### Exercise aim
Find every line containing "Frames" in the records below and report the tally as a bare number.

### Dataset rows for apps and sites

========================================================================

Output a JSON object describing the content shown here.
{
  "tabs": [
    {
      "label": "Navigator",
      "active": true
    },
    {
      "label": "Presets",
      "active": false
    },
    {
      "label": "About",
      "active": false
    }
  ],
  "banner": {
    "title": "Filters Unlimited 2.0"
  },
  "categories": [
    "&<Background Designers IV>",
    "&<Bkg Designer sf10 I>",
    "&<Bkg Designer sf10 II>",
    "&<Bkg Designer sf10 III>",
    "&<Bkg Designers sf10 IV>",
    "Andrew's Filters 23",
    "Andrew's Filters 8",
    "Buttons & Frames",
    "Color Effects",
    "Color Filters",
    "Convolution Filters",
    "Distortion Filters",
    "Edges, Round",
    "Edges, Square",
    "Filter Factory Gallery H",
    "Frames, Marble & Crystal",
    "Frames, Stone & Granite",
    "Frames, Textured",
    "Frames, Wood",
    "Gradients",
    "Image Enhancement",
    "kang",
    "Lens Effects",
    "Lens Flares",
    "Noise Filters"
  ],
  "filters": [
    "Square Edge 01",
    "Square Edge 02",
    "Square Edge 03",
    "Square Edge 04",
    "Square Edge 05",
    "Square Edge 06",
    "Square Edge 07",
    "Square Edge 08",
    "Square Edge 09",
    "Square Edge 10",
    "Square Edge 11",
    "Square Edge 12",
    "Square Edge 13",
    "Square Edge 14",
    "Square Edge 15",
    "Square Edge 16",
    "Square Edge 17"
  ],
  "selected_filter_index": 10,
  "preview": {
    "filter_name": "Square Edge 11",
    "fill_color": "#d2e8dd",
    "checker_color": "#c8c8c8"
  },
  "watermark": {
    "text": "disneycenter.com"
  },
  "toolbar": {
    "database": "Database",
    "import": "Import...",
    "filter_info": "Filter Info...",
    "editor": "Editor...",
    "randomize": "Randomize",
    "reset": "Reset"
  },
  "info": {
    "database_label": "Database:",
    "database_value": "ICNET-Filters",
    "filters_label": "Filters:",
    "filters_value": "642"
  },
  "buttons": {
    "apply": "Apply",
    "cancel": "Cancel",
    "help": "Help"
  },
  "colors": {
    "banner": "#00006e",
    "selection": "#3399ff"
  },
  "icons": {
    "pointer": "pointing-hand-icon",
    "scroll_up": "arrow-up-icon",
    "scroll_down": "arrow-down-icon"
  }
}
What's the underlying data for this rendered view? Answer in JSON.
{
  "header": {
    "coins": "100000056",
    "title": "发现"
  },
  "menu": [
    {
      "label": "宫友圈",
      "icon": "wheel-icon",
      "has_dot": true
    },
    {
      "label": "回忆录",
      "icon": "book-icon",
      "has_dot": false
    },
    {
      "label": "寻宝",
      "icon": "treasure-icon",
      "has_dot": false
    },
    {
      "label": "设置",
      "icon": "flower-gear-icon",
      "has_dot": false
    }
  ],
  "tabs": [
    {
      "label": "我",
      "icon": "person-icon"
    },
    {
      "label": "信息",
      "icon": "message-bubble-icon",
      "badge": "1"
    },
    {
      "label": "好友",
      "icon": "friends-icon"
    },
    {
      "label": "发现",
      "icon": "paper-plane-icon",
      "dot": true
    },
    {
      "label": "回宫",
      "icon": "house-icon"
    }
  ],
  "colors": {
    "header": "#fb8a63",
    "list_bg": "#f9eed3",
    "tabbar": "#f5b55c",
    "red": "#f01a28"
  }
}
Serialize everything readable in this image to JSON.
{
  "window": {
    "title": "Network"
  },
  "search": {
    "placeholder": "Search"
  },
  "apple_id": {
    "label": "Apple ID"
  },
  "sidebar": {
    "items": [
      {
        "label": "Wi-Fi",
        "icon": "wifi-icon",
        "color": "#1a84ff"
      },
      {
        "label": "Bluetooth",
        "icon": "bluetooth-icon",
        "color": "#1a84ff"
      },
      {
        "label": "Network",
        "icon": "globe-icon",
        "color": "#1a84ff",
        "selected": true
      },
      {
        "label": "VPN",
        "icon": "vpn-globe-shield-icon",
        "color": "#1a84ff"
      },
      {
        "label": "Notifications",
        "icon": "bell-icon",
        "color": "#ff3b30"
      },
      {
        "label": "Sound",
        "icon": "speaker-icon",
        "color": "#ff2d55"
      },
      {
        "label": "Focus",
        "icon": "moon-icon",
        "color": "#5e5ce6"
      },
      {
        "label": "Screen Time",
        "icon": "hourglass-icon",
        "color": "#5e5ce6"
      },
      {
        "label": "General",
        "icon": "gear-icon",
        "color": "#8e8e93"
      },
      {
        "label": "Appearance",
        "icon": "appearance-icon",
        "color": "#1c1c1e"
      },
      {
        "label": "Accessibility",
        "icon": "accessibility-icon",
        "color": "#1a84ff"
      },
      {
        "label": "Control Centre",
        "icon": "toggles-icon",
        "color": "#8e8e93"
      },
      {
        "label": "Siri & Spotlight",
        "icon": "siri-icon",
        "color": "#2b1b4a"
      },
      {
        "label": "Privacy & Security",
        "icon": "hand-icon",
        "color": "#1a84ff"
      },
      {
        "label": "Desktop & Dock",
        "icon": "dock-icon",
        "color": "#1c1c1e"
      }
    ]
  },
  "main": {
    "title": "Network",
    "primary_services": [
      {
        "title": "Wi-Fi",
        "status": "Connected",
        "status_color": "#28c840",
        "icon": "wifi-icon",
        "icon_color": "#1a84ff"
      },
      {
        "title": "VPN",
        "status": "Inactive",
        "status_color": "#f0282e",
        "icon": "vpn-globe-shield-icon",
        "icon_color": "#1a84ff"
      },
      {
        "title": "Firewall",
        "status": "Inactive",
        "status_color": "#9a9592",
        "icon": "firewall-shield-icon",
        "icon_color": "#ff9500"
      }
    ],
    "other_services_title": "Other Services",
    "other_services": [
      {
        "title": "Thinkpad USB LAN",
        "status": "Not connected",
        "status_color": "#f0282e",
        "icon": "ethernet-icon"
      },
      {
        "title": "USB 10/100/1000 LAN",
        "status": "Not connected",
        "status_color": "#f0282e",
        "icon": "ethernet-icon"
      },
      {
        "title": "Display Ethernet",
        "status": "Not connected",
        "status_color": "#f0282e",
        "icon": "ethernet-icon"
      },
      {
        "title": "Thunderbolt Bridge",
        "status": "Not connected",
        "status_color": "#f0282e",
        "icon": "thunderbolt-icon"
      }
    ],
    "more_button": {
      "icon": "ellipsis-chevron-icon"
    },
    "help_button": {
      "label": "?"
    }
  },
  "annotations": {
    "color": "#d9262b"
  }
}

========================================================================

### Exercise output
5